Light poodle colors such as apricot and silver can also be affected by the clearing process, usually taking on a much lighter shade than when they were first born.
What Are The Most Common Colors Of Poodle
Poodles come in various colors: black, red, white, and silver. The most common poodle color is black, followed by chocolate and white.
Other popular colors include reds that range from light apricot to deep mahogany; silvers ranging from pale blue-gray to slate gray; whites varying from off-white to bright ivory; and browns from cafe au lait to dark liver.
All these colors make the Poodle an attractive breed for any family.
Why Are There So Many Different Poodle Colors
One of the most remarkable and often overlooked aspects of poodles is their incredible range of colors.
The wide range of coat colors in Poodles is due to the complexity of their genetics. A variety of gene combinations can result in a plethora of hues, and the intentional breeding of certain colors further enhances this through careful selection.
Poodles come in a huge variety of coat colors, and selective breeding plays a significant role in this. Breeders will often intentionally mate poodles with specific coat colors to achieve the desired outcome for the litter.
This can expand the breed’s color options as breeders strive to create poodles with unique and desirable coat colors.
Whether you’re looking for a traditional white poodle or something more exotic, like an apricot version, there’s no shortage of options.
Is There A Rare Poodle Coat Color
Poodles come in various colors, with black and white being the most common. Red poodles are uncommon, but some blue and silver are much rarer.
Apricot is considered to be the rarest color among poodle coats, caused by a recessive gene that produces a very light red or cream shade.
This shade is hypothesized to have been the last one developed amongst this breed due to its genetic history.
As such, it can prove difficult to find an apricot-colored poodle as compared to other shades.
How to maintain the colors of the Poodle and reduce color change or loss?
|One way to maintain the colors of your Poodle is by using high-quality shampoos and conditioners specifically designed for dogs with colored coats. These products will help lock in the color and prevent fading over time. It’s also important to avoid harsh chemicals that can strip away natural oils from your pet’s coat, causing it to lose its luster.
|Keep out of the sun
|Another helpful tip is to keep your standard, miniature, and toy poodle out of direct sunlight for extended periods.
The sun can cause your pet’s coat to fade.
|No matter what type of Poodle you have, proper grooming is necessary to keep the poodle coat shiny and healthy.
|It is important to watch your pet’s diet and ensure he receives the proper nutrition. This will help his coat stay healthy and keep its color.
Poodles are an intriguing breed with many coat colors ranging from classic white to rarer apricot.

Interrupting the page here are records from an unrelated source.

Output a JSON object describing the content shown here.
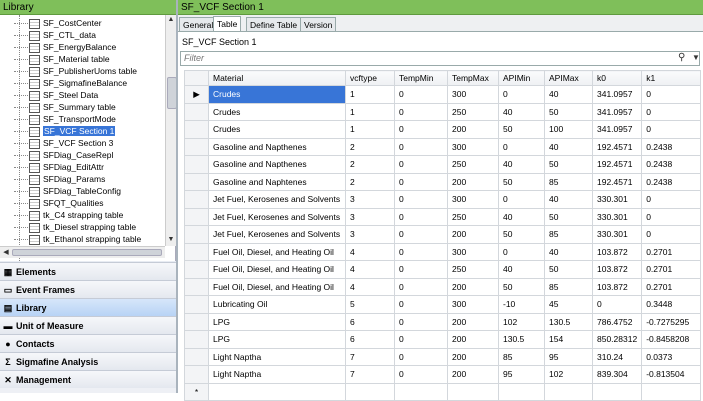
{
  "library": {
    "title": "Library",
    "tree_items": [
      {
        "label": "SF_CostCenter",
        "selected": false
      },
      {
        "label": "SF_CTL_data",
        "selected": false
      },
      {
        "label": "SF_EnergyBalance",
        "selected": false
      },
      {
        "label": "SF_Material table",
        "selected": false
      },
      {
        "label": "SF_PublisherUoms table",
        "selected": false
      },
      {
        "label": "SF_SigmafineBalance",
        "selected": false
      },
      {
        "label": "SF_Steel Data",
        "selected": false
      },
      {
        "label": "SF_Summary table",
        "selected": false
      },
      {
        "label": "SF_TransportMode",
        "selected": false
      },
      {
        "label": "SF_VCF Section 1",
        "selected": true
      },
      {
        "label": "SF_VCF Section 3",
        "selected": false
      },
      {
        "label": "SFDiag_CaseRepl",
        "selected": false
      },
      {
        "label": "SFDiag_EditAttr",
        "selected": false
      },
      {
        "label": "SFDiag_Params",
        "selected": false
      },
      {
        "label": "SFDiag_TableConfig",
        "selected": false
      },
      {
        "label": "SFQT_Qualities",
        "selected": false
      },
      {
        "label": "tk_C4 strapping table",
        "selected": false
      },
      {
        "label": "tk_Diesel strapping table",
        "selected": false
      },
      {
        "label": "tk_Ethanol strapping table",
        "selected": false
      }
    ]
  },
  "nav": [
    {
      "label": "Elements",
      "icon": "elements-icon",
      "glyph": "▦",
      "active": false
    },
    {
      "label": "Event Frames",
      "icon": "event-frames-icon",
      "glyph": "▭",
      "active": false
    },
    {
      "label": "Library",
      "icon": "library-icon",
      "glyph": "▤",
      "active": true
    },
    {
      "label": "Unit of Measure",
      "icon": "ruler-icon",
      "glyph": "▬",
      "active": false
    },
    {
      "label": "Contacts",
      "icon": "contacts-icon",
      "glyph": "●",
      "active": false
    },
    {
      "label": "Sigmafine Analysis",
      "icon": "sigma-icon",
      "glyph": "Σ",
      "active": false
    },
    {
      "label": "Management",
      "icon": "management-icon",
      "glyph": "✕",
      "active": false
    }
  ],
  "section": {
    "title": "SF_VCF Section 1",
    "tabs": [
      "General",
      "Table",
      "Define Table",
      "Version"
    ],
    "active_tab": "Table",
    "subtitle": "SF_VCF Section 1",
    "filter_placeholder": "Filter"
  },
  "grid": {
    "columns": [
      "Material",
      "vcftype",
      "TempMin",
      "TempMax",
      "APIMin",
      "APIMax",
      "k0",
      "k1"
    ],
    "rows": [
      [
        "Crudes",
        "1",
        "0",
        "300",
        "0",
        "40",
        "341.0957",
        "0"
      ],
      [
        "Crudes",
        "1",
        "0",
        "250",
        "40",
        "50",
        "341.0957",
        "0"
      ],
      [
        "Crudes",
        "1",
        "0",
        "200",
        "50",
        "100",
        "341.0957",
        "0"
      ],
      [
        "Gasoline and Napthenes",
        "2",
        "0",
        "300",
        "0",
        "40",
        "192.4571",
        "0.2438"
      ],
      [
        "Gasoline and Napthenes",
        "2",
        "0",
        "250",
        "40",
        "50",
        "192.4571",
        "0.2438"
      ],
      [
        "Gasoline and Naphtenes",
        "2",
        "0",
        "200",
        "50",
        "85",
        "192.4571",
        "0.2438"
      ],
      [
        "Jet Fuel, Kerosenes and Solvents",
        "3",
        "0",
        "300",
        "0",
        "40",
        "330.301",
        "0"
      ],
      [
        "Jet Fuel, Kerosenes and Solvents",
        "3",
        "0",
        "250",
        "40",
        "50",
        "330.301",
        "0"
      ],
      [
        "Jet Fuel, Kerosenes and Solvents",
        "3",
        "0",
        "200",
        "50",
        "85",
        "330.301",
        "0"
      ],
      [
        "Fuel Oil, Diesel, and Heating Oil",
        "4",
        "0",
        "300",
        "0",
        "40",
        "103.872",
        "0.2701"
      ],
      [
        "Fuel Oil, Diesel, and Heating Oil",
        "4",
        "0",
        "250",
        "40",
        "50",
        "103.872",
        "0.2701"
      ],
      [
        "Fuel Oil, Diesel, and Heating Oil",
        "4",
        "0",
        "200",
        "50",
        "85",
        "103.872",
        "0.2701"
      ],
      [
        "Lubricating Oil",
        "5",
        "0",
        "300",
        "-10",
        "45",
        "0",
        "0.3448"
      ],
      [
        "LPG",
        "6",
        "0",
        "200",
        "102",
        "130.5",
        "786.4752",
        "-0.7275295"
      ],
      [
        "LPG",
        "6",
        "0",
        "200",
        "130.5",
        "154",
        "850.28312",
        "-0.8458208"
      ],
      [
        "Light Naptha",
        "7",
        "0",
        "200",
        "85",
        "95",
        "310.24",
        "0.0373"
      ],
      [
        "Light Naptha",
        "7",
        "0",
        "200",
        "95",
        "102",
        "839.304",
        "-0.813504"
      ]
    ],
    "current_row_marker": "▶",
    "new_row_marker": "*"
  }
}
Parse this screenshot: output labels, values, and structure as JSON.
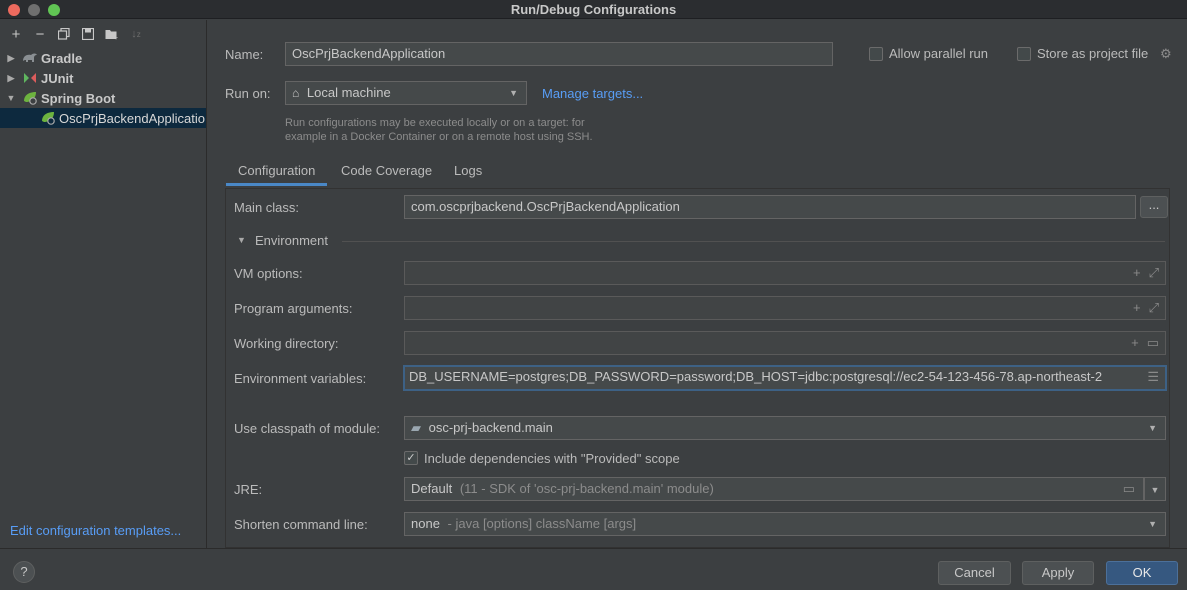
{
  "window": {
    "title": "Run/Debug Configurations"
  },
  "toolbar": {
    "icons": [
      "add-icon",
      "remove-icon",
      "copy-icon",
      "save-icon",
      "folder-add-icon",
      "sort-icon"
    ]
  },
  "tree": {
    "items": [
      {
        "label": "Gradle",
        "icon": "gradle-icon"
      },
      {
        "label": "JUnit",
        "icon": "junit-icon"
      },
      {
        "label": "Spring Boot",
        "icon": "spring-boot-icon"
      }
    ],
    "selected": "OscPrjBackendApplicatio"
  },
  "sidebar": {
    "edit_templates": "Edit configuration templates..."
  },
  "form": {
    "name_label": "Name:",
    "name_value": "OscPrjBackendApplication",
    "allow_parallel": "Allow parallel run",
    "store_as_file": "Store as project file",
    "run_on_label": "Run on:",
    "run_on_value": "Local machine",
    "manage_targets": "Manage targets...",
    "hint_line1": "Run configurations may be executed locally or on a target: for",
    "hint_line2": "example in a Docker Container or on a remote host using SSH."
  },
  "tabs": [
    {
      "label": "Configuration",
      "active": true
    },
    {
      "label": "Code Coverage",
      "active": false
    },
    {
      "label": "Logs",
      "active": false
    }
  ],
  "config": {
    "main_class_label": "Main class:",
    "main_class_value": "com.oscprjbackend.OscPrjBackendApplication",
    "browse_label": "...",
    "environment_label": "Environment",
    "vm_options_label": "VM options:",
    "program_args_label": "Program arguments:",
    "working_dir_label": "Working directory:",
    "env_vars_label": "Environment variables:",
    "env_vars_value": "DB_USERNAME=postgres;DB_PASSWORD=password;DB_HOST=jdbc:postgresql://ec2-54-123-456-78.ap-northeast-2",
    "classpath_label": "Use classpath of module:",
    "classpath_value": "osc-prj-backend.main",
    "include_deps_label": "Include dependencies with \"Provided\" scope",
    "jre_label": "JRE:",
    "jre_value": "Default",
    "jre_detail": "(11 - SDK of 'osc-prj-backend.main' module)",
    "shorten_label": "Shorten command line:",
    "shorten_value": "none",
    "shorten_detail": "- java [options] className [args]"
  },
  "footer": {
    "help": "?",
    "cancel": "Cancel",
    "apply": "Apply",
    "ok": "OK"
  }
}
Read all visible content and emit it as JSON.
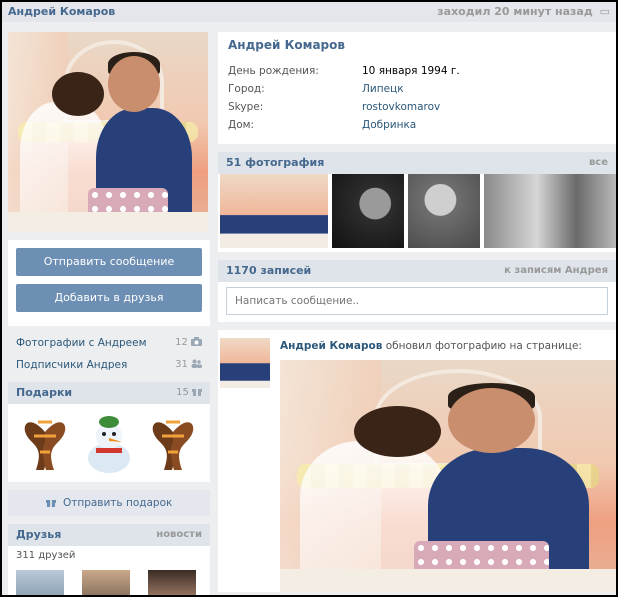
{
  "header": {
    "name": "Андрей Комаров",
    "status": "заходил 20 минут назад"
  },
  "profile": {
    "name": "Андрей Комаров",
    "fields": [
      {
        "label": "День рождения:",
        "value": "10 января 1994 г."
      },
      {
        "label": "Город:",
        "value": "Липецк"
      },
      {
        "label": "Skype:",
        "value": "rostovkomarov"
      },
      {
        "label": "Дом:",
        "value": "Добринка"
      }
    ]
  },
  "actions": {
    "message": "Отправить сообщение",
    "add_friend": "Добавить в друзья"
  },
  "links": [
    {
      "label": "Фотографии с Андреем",
      "count": "12"
    },
    {
      "label": "Подписчики Андрея",
      "count": "31"
    }
  ],
  "gifts": {
    "title": "Подарки",
    "count": "15",
    "send_label": "Отправить подарок"
  },
  "friends": {
    "title": "Друзья",
    "more": "новости",
    "count_text": "311 друзей"
  },
  "photos": {
    "title": "51 фотография",
    "more": "все"
  },
  "wall": {
    "title": "1170 записей",
    "more": "к записям Андрея",
    "placeholder": "Написать сообщение.."
  },
  "post": {
    "author": "Андрей Комаров",
    "action": "обновил фотографию на странице:"
  },
  "colors": {
    "accent": "#45688e",
    "button": "#6d8fb3",
    "link": "#2b587a",
    "header_bg": "#dee4ea"
  },
  "icons": {
    "camera": "camera-icon",
    "people": "people-icon",
    "gift": "gift-icon",
    "close": "close-icon"
  }
}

Thanks to their unique genetic makeup and the expertise of experienced breeders, Poodles can have colors such as apricot, silver, cream, gray, and red.
Even though some colors might be harder to breed due to their recessive genes or rarity, the AKC breed standard provides guidance for the ideal colors.
It’s essential to remember that each Poodle is one of a kind and can have natural variations in their coat color, even within the same litter.
Additionally, their coat color may alter as they age or when exposed to different environments, such as sunlight.
Whether you prefer the classic white Poodle or a more unique color, Poodles are renowned for their intelligence, adaptability, and vivacious personalities.
If you plan to bring a Poodle into your family, working with a reliable breeder familiar with the nuances of coat colors and genetics is essential.
They can help you pick a Poodle with the color that fits your preferences. If you want to show your dog in a competition, only 11 poodle colors are recognized by AKC.
These include Apricot, Black, Blue, Brown, Cream, Red, Silver, Silver Beige, White, Cafe Au Lait, and Gray. So please bear this in mind before buying a puppy.
With the right care and attention, your Poodle’s coat color will remain an eye-catching and stunning feature throughout their lifetime.